We need to confirm Brexit or otherwise, and we do that by voting. We voted in the referendum. People will say that we had one vote—that the people voted and made their voices heard—but it is unusual for people to rely on just one referendum. In Wales, we had a referendum on Welsh devolution way back in 1979, when 20% of the people of Wales voted for devolution. Some years later, just over 50% voted for it, but people had changed substantially in those years. People are allowed to change their minds. If they do not, they are like stagnant water that is not fit to drink.

Let us look at other things that have happened in Wales. In 1961, we had the first referendum to open pubs on Sundays. As a Methodist minister I was not in favour and the people were not in favour. Nine local authorities voted to stay dry. Eight local authorities voted to open, so it was just over 50%. The next election on this came seven years later, and another two or three voted to open. We came to the last vote, which was the sixth referendum. This was in 1996 and then the whole of Wales voted to open.

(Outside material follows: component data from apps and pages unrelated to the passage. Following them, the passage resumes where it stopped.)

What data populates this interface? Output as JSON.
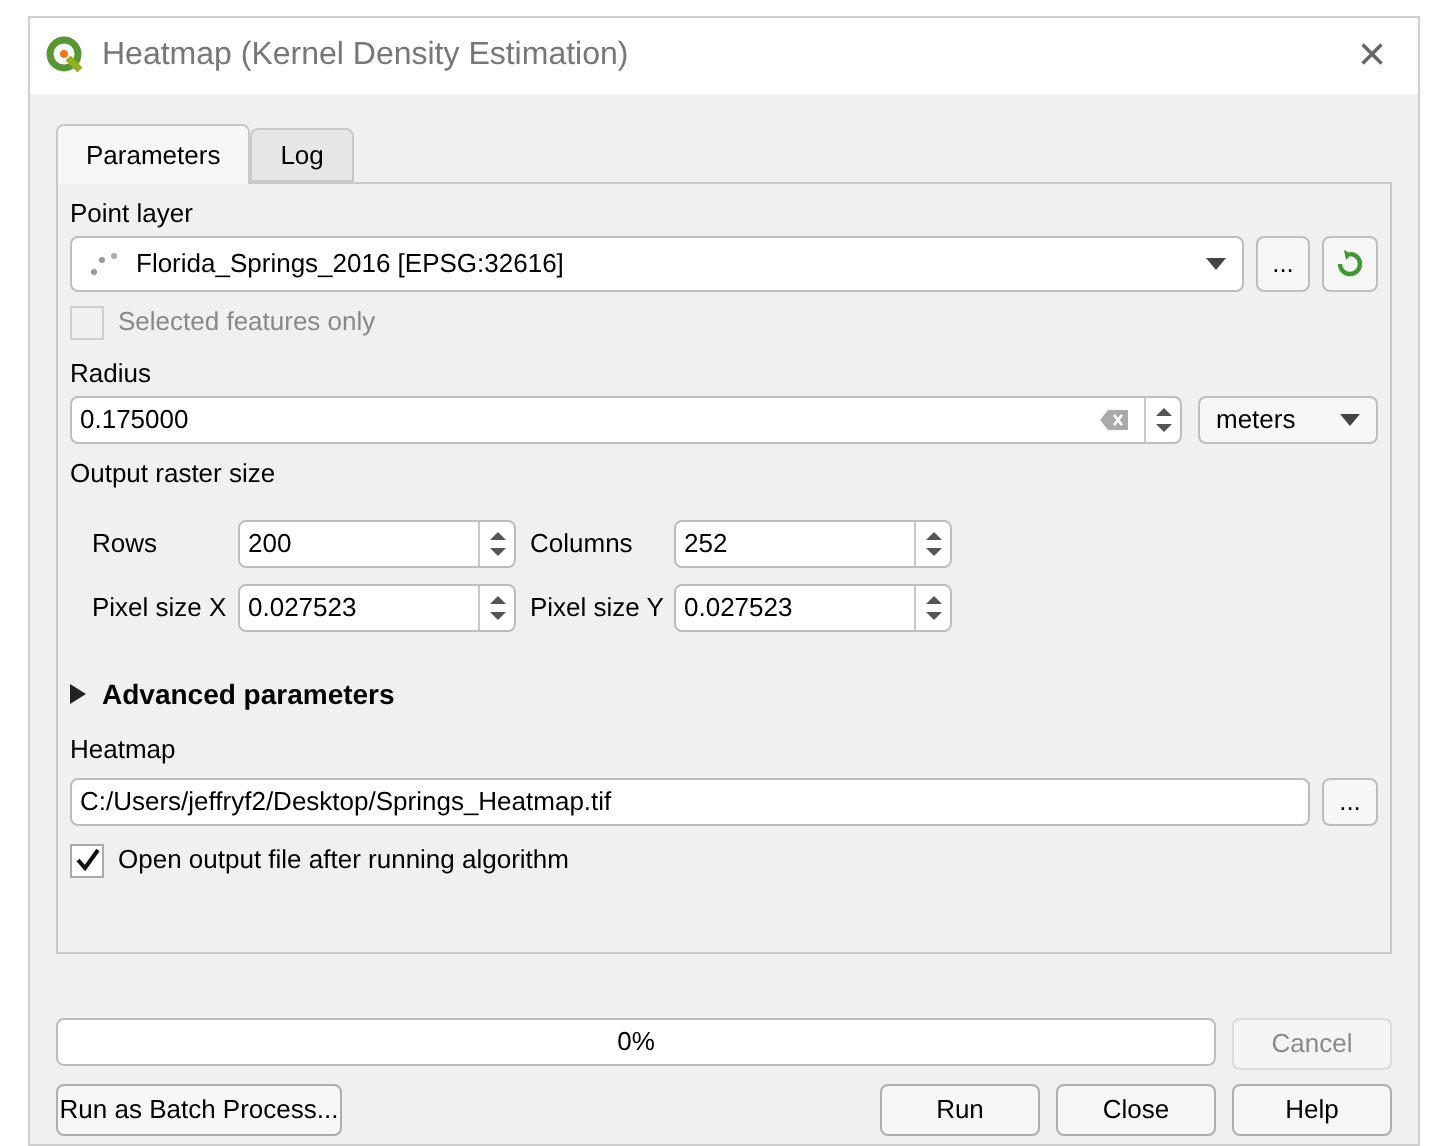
{
  "window": {
    "title": "Heatmap (Kernel Density Estimation)",
    "close": "×"
  },
  "tabs": [
    {
      "label": "Parameters",
      "selected": true
    },
    {
      "label": "Log",
      "selected": false
    }
  ],
  "point_layer": {
    "label": "Point layer",
    "value": "Florida_Springs_2016 [EPSG:32616]",
    "browse": "..."
  },
  "selected_only": {
    "label": "Selected features only",
    "checked": false,
    "disabled": true
  },
  "radius": {
    "label": "Radius",
    "value": "0.175000",
    "unit": "meters"
  },
  "output_raster": {
    "label": "Output raster size",
    "fields": [
      {
        "label": "Rows",
        "value": "200"
      },
      {
        "label": "Columns",
        "value": "252"
      },
      {
        "label": "Pixel size X",
        "value": "0.027523"
      },
      {
        "label": "Pixel size Y",
        "value": "0.027523"
      }
    ]
  },
  "advanced": {
    "label": "Advanced parameters",
    "expanded": false
  },
  "heatmap": {
    "label": "Heatmap",
    "value": "C:/Users/jeffryf2/Desktop/Springs_Heatmap.tif",
    "browse": "..."
  },
  "open_output": {
    "label": "Open output file after running algorithm",
    "checked": true
  },
  "progress": {
    "text": "0%",
    "level": 0
  },
  "buttons": [
    {
      "label": "Cancel",
      "disabled": true
    },
    {
      "label": "Run as Batch Process...",
      "disabled": false
    },
    {
      "label": "Run",
      "disabled": false
    },
    {
      "label": "Close",
      "disabled": false
    },
    {
      "label": "Help",
      "disabled": false
    }
  ]
}
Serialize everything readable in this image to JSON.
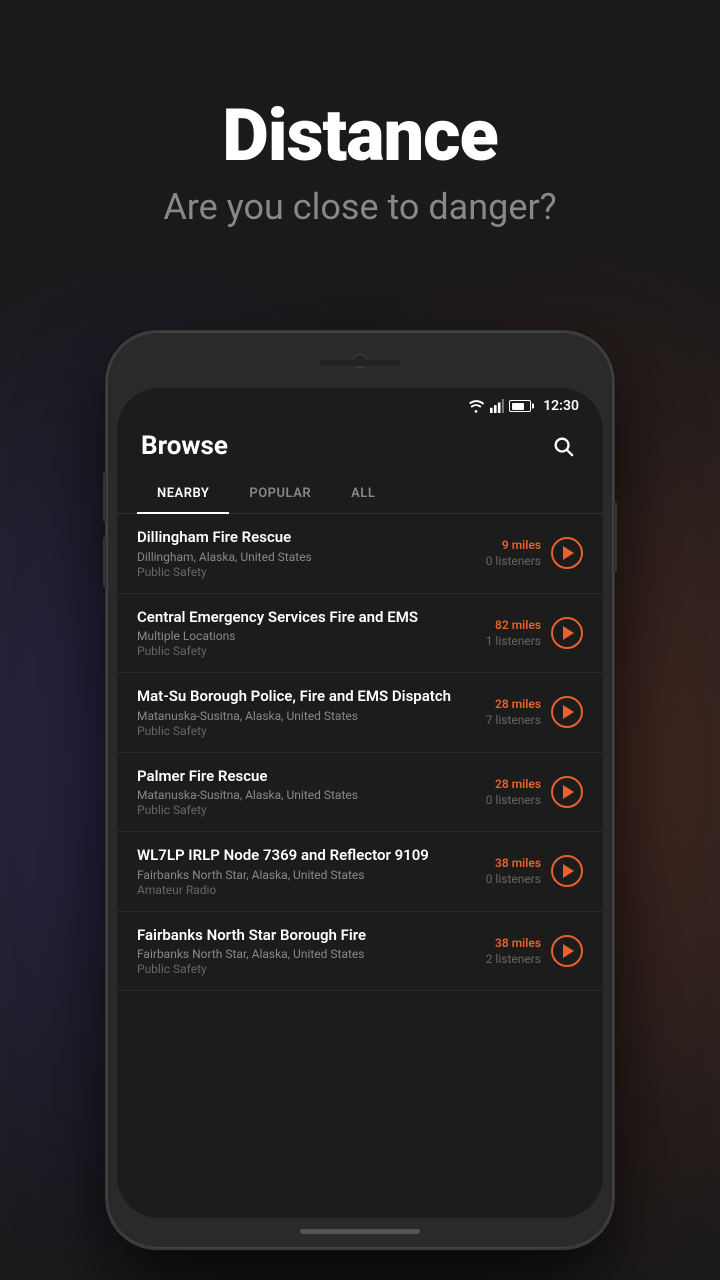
{
  "hero": {
    "title": "Distance",
    "subtitle": "Are you close to danger?"
  },
  "status_bar": {
    "time": "12:30"
  },
  "app": {
    "title": "Browse",
    "tabs": [
      {
        "label": "NEARBY",
        "active": true
      },
      {
        "label": "POPULAR",
        "active": false
      },
      {
        "label": "ALL",
        "active": false
      }
    ],
    "items": [
      {
        "name": "Dillingham Fire Rescue",
        "location": "Dillingham, Alaska, United States",
        "category": "Public Safety",
        "distance": "9 miles",
        "listeners": "0 listeners"
      },
      {
        "name": "Central Emergency Services Fire and EMS",
        "location": "Multiple Locations",
        "category": "Public Safety",
        "distance": "82 miles",
        "listeners": "1 listeners"
      },
      {
        "name": "Mat-Su Borough Police, Fire and EMS Dispatch",
        "location": "Matanuska-Susitna, Alaska, United States",
        "category": "Public Safety",
        "distance": "28 miles",
        "listeners": "7 listeners"
      },
      {
        "name": "Palmer Fire Rescue",
        "location": "Matanuska-Susitna, Alaska, United States",
        "category": "Public Safety",
        "distance": "28 miles",
        "listeners": "0 listeners"
      },
      {
        "name": "WL7LP IRLP Node 7369 and Reflector 9109",
        "location": "Fairbanks North Star, Alaska, United States",
        "category": "Amateur Radio",
        "distance": "38 miles",
        "listeners": "0 listeners"
      },
      {
        "name": "Fairbanks North Star Borough Fire",
        "location": "Fairbanks North Star, Alaska, United States",
        "category": "Public Safety",
        "distance": "38 miles",
        "listeners": "2 listeners"
      }
    ]
  },
  "colors": {
    "accent": "#e8622a",
    "text_primary": "#ffffff",
    "text_secondary": "#888888",
    "background": "#1c1c1c"
  }
}
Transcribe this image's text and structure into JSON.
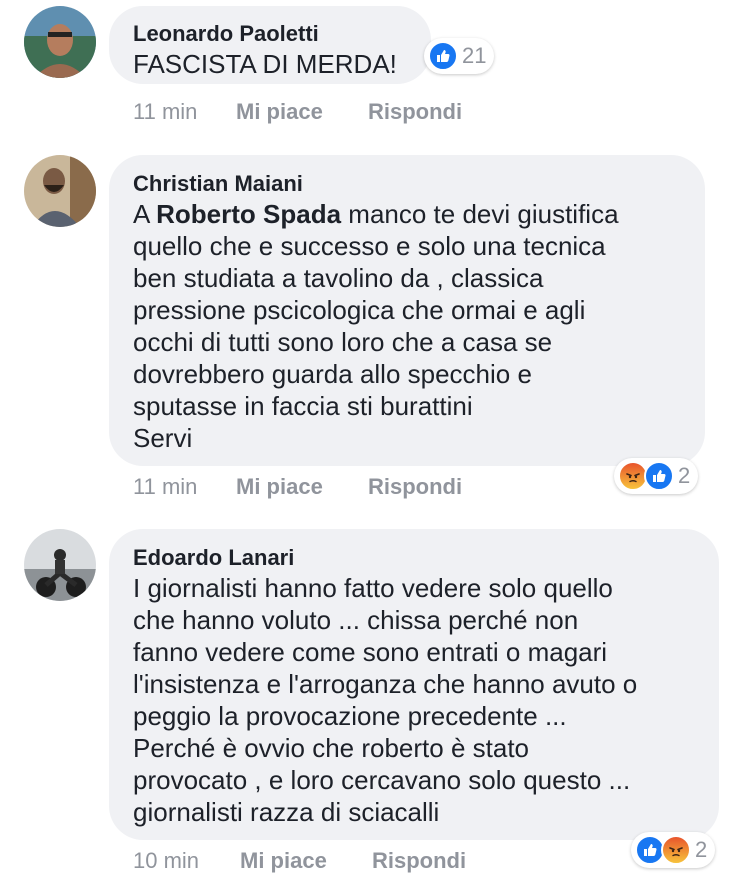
{
  "comments": [
    {
      "author": "Leonardo Paoletti",
      "text": "FASCISTA DI MERDA!",
      "time": "11 min",
      "like_label": "Mi piace",
      "reply_label": "Rispondi",
      "reaction_count": "21",
      "reaction_icons": [
        "like-icon"
      ]
    },
    {
      "author": "Christian Maiani",
      "mention": "Roberto Spada",
      "text_prefix": "A ",
      "text": "  manco te devi giustifica\nquello che e successo e solo una tecnica\nben studiata a tavolino da , classica\npressione pscicologica che ormai e agli\nocchi di tutti sono loro che a casa se\ndovrebbero guarda allo specchio e\nsputasse in faccia sti burattini\nServi",
      "time": "11 min",
      "like_label": "Mi piace",
      "reply_label": "Rispondi",
      "reaction_count": "2",
      "reaction_icons": [
        "angry-icon",
        "like-icon"
      ]
    },
    {
      "author": "Edoardo Lanari",
      "text": "I giornalisti hanno fatto vedere solo quello\nche hanno voluto ... chissa perché non\nfanno vedere come sono entrati o magari\nl'insistenza e l'arroganza che hanno avuto o\npeggio la provocazione precedente ...\nPerché è ovvio che roberto è stato\nprovocato , e loro cercavano solo questo ...\ngiornalisti razza di sciacalli",
      "time": "10 min",
      "like_label": "Mi piace",
      "reply_label": "Rispondi",
      "reaction_count": "2",
      "reaction_icons": [
        "like-icon",
        "angry-icon"
      ]
    }
  ],
  "colors": {
    "bubble": "#f0f1f4",
    "text": "#1d2129",
    "meta": "#90949c",
    "like_blue": "#1877f2"
  }
}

People change their minds, very substantially. People are allowed to change their minds. Of course they are. What is this House but a place where we change what has been decided by the House of Commons? If we do not change our minds then it is hardly worth our sitting here. Of course, today we do not penalise people because they change their minds. In the Middle Ages if someone changed from one faith to another, that was the end of that person. Some areas of the world today have that total opposition to people changing their minds. Let us not be embarrassed at all. Let the people change their minds. Let them think. If we do not want them to think, we are doing something very dangerous. So I say, yes, we need another decision. The people voted in a referendum, 48:52, to come out of the European Union. There is no threshold there, only a majority, but it is said, “People have voted”. Is it not reputable for us as a House to say, yes, we have confidence that, having explained the details, the people will be able to take a rational decision—a rational decision very necessary at this time?

How will coming out of Europe affect us? We are in a world where we have North Korea, a President of the United States whom I do not understand most of the time, and Putin in Russia. These are dangerous people and if we opt out of a stable relationship with a Europe that has the confidence of the members who belong to it, are we not really saying that we as a UK have no confidence; that we are content to be a backwater? We are not a backwater. Over the centuries we have had a distinctive position. Now we come out of Europe, we weaken Europe and we weaken ourselves.

Therefore I suggest briefly: do not be afraid of changing your mind or having a second vote. That first vote was only one vote. Also I want to say, and others have said it this evening too, that young people aged 16 and over should be allowed a vote in any referendum. It is their future. I and most noble Lords have done our best in the past but these youngsters have the future and they have to shape that future. Wales has already decided. Today, in the Assembly in Cardiff they are going to vote to give youngsters the vote at 16. Do not let England be far behind Wales and Scotland.